Tour de France 2019: Stage seven preview, prediction, start time and route from Belfort to Chalon-sur-Saone
Inevitably there will be a breakaway on a profile like this one, but the power riders will be desperate to reel them in and contest a bunch sprint
It is a little cruel on the peloton that the longest stage of this Tour de France should fall the day after the hardest so far, and it means stage seven is likely to be a low-key affair for the general classification contenders – or so they will hope.
Stage six saw Geraint Thomas take a commanding position in the GC. He has only few seconds on the majority of his rivals, but his advantage is that the next serious test for those riders chasing the yellow jersey will come in next week’s individual time-trial, a discipline in which Thomas is far better than most.
Giulio Ciccone will wear yellow for now after finishing second on Thursday and is likely to retain it here, while the impressive Julian Alaphilippe is second in the overall standings, with Thomas fourth.
Inevitably there will be a breakaway on a profile like this one, and Tim Wellens will again be desperate to be involved to scoop up the King of the Mountains points on offer in the three categorised climbs of the day, which all fall in the first half of the race, to strengthen his hold on the polka dot jersey.
The second half is hammered flat and looks set perfectly for a bunch sprint finish.
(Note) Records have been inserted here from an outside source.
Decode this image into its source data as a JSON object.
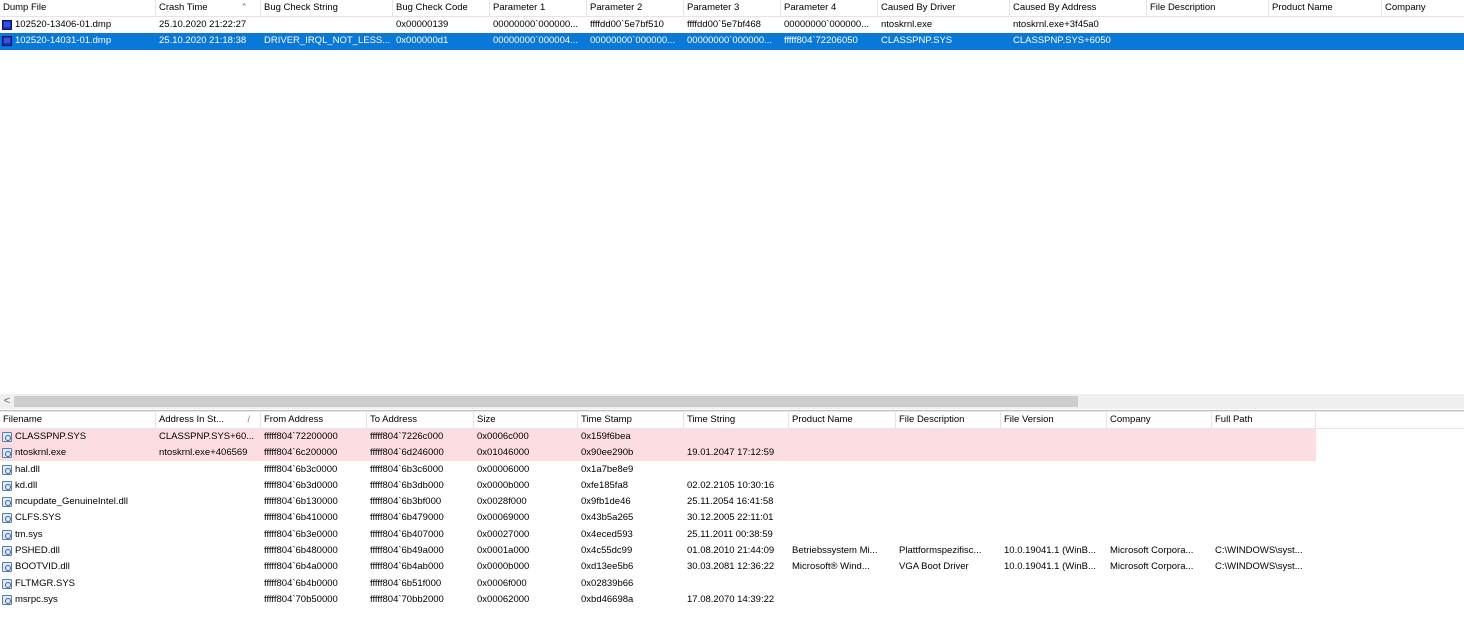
{
  "top_table": {
    "columns": [
      "Dump File",
      "Crash Time",
      "Bug Check String",
      "Bug Check Code",
      "Parameter 1",
      "Parameter 2",
      "Parameter 3",
      "Parameter 4",
      "Caused By Driver",
      "Caused By Address",
      "File Description",
      "Product Name",
      "Company"
    ],
    "sort_indicator": "⌃",
    "rows": [
      [
        "102520-13406-01.dmp",
        "25.10.2020 21:22:27",
        "",
        "0x00000139",
        "00000000`000000...",
        "ffffdd00`5e7bf510",
        "ffffdd00`5e7bf468",
        "00000000`000000...",
        "ntoskrnl.exe",
        "ntoskrnl.exe+3f45a0",
        "",
        "",
        ""
      ],
      [
        "102520-14031-01.dmp",
        "25.10.2020 21:18:38",
        "DRIVER_IRQL_NOT_LESS...",
        "0x000000d1",
        "00000000`000004...",
        "00000000`000000...",
        "00000000`000000...",
        "fffff804`72206050",
        "CLASSPNP.SYS",
        "CLASSPNP.SYS+6050",
        "",
        "",
        ""
      ]
    ],
    "selected_row": 1
  },
  "scrollbar": {
    "left_arrow": "<"
  },
  "bottom_table": {
    "columns": [
      "Filename",
      "Address In St...",
      "From Address",
      "To Address",
      "Size",
      "Time Stamp",
      "Time String",
      "Product Name",
      "File Description",
      "File Version",
      "Company",
      "Full Path"
    ],
    "sort_indicator": "/",
    "rows": [
      [
        "CLASSPNP.SYS",
        "CLASSPNP.SYS+60...",
        "fffff804`72200000",
        "fffff804`7226c000",
        "0x0006c000",
        "0x159f6bea",
        "",
        "",
        "",
        "",
        "",
        ""
      ],
      [
        "ntoskrnl.exe",
        "ntoskrnl.exe+406569",
        "fffff804`6c200000",
        "fffff804`6d246000",
        "0x01046000",
        "0x90ee290b",
        "19.01.2047 17:12:59",
        "",
        "",
        "",
        "",
        ""
      ],
      [
        "hal.dll",
        "",
        "fffff804`6b3c0000",
        "fffff804`6b3c6000",
        "0x00006000",
        "0x1a7be8e9",
        "",
        "",
        "",
        "",
        "",
        ""
      ],
      [
        "kd.dll",
        "",
        "fffff804`6b3d0000",
        "fffff804`6b3db000",
        "0x0000b000",
        "0xfe185fa8",
        "02.02.2105 10:30:16",
        "",
        "",
        "",
        "",
        ""
      ],
      [
        "mcupdate_GenuineIntel.dll",
        "",
        "fffff804`6b130000",
        "fffff804`6b3bf000",
        "0x0028f000",
        "0x9fb1de46",
        "25.11.2054 16:41:58",
        "",
        "",
        "",
        "",
        ""
      ],
      [
        "CLFS.SYS",
        "",
        "fffff804`6b410000",
        "fffff804`6b479000",
        "0x00069000",
        "0x43b5a265",
        "30.12.2005 22:11:01",
        "",
        "",
        "",
        "",
        ""
      ],
      [
        "tm.sys",
        "",
        "fffff804`6b3e0000",
        "fffff804`6b407000",
        "0x00027000",
        "0x4eced593",
        "25.11.2011 00:38:59",
        "",
        "",
        "",
        "",
        ""
      ],
      [
        "PSHED.dll",
        "",
        "fffff804`6b480000",
        "fffff804`6b49a000",
        "0x0001a000",
        "0x4c55dc99",
        "01.08.2010 21:44:09",
        "Betriebssystem Mi...",
        "Plattformspezifisc...",
        "10.0.19041.1 (WinB...",
        "Microsoft Corpora...",
        "C:\\WINDOWS\\syst..."
      ],
      [
        "BOOTVID.dll",
        "",
        "fffff804`6b4a0000",
        "fffff804`6b4ab000",
        "0x0000b000",
        "0xd13ee5b6",
        "30.03.2081 12:36:22",
        "Microsoft® Wind...",
        "VGA Boot Driver",
        "10.0.19041.1 (WinB...",
        "Microsoft Corpora...",
        "C:\\WINDOWS\\syst..."
      ],
      [
        "FLTMGR.SYS",
        "",
        "fffff804`6b4b0000",
        "fffff804`6b51f000",
        "0x0006f000",
        "0x02839b66",
        "",
        "",
        "",
        "",
        "",
        ""
      ],
      [
        "msrpc.sys",
        "",
        "fffff804`70b50000",
        "fffff804`70bb2000",
        "0x00062000",
        "0xbd46698a",
        "17.08.2070 14:39:22",
        "",
        "",
        "",
        "",
        ""
      ]
    ],
    "highlighted_rows": [
      0,
      1
    ]
  },
  "colors": {
    "selection": "#0a78d7",
    "highlight": "#fcdde1"
  }
}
It seems a tantalising opportunity too good for the sprinters to miss, and their teams will be desperate to deliver their fast guy in position to contend in Chalon-sur-Saone.
Of those who were brought to the race with the express mission of winning a flat stage, only Elia Viviani and Peter Sagan have so far delivered. For Jumbo-Visma’s Dylan Groenewegen, who crashed on stage one, and Lotto-Soudal’s Caleb Ewan, the pressure to deliver mounts with every passing day.
But when it comes to reeling in a breakaway, they are unlikely to get much help from Team Ineos and the other all-out GC contenders, meaning one of the escapees could stay out all the way to the finish. In that situation a breakaway specialist like Thomas De Gendt or Steve Cummings could profit.
Elia Viviani – After his supreme victory on stage four, Viviani is full of confidence and has the lead-out train via his Quick-Step teammates to be well positioned at the finish. ****
Dylan Groenewegen – All the frustrations of this opening week would be blown away by victory on stage seven for Groenewegen. ***
Caleb Ewan – The Australian is yet to show his form from the Giro d’Italia but don’t discount Lotto-Soudal to set him up for the win here. **
Peter Sagan – When there’s a bunch sprint, you never discount Sagan, although this is the kind of stage in which he has historically finished second of third, rather than the rolling profile which he conquered on stage five. **
Steve Cummings – The Dimension Data rider has said he is targeting a stage win at this Tour and perhaps this is a day he has his eye on. If he’s in the break and it stays away, he will be right in his comfort zone. *
What time does it start?
The stage is scheduled to start at around 10.30am BST, an early start for a long day in the saddle.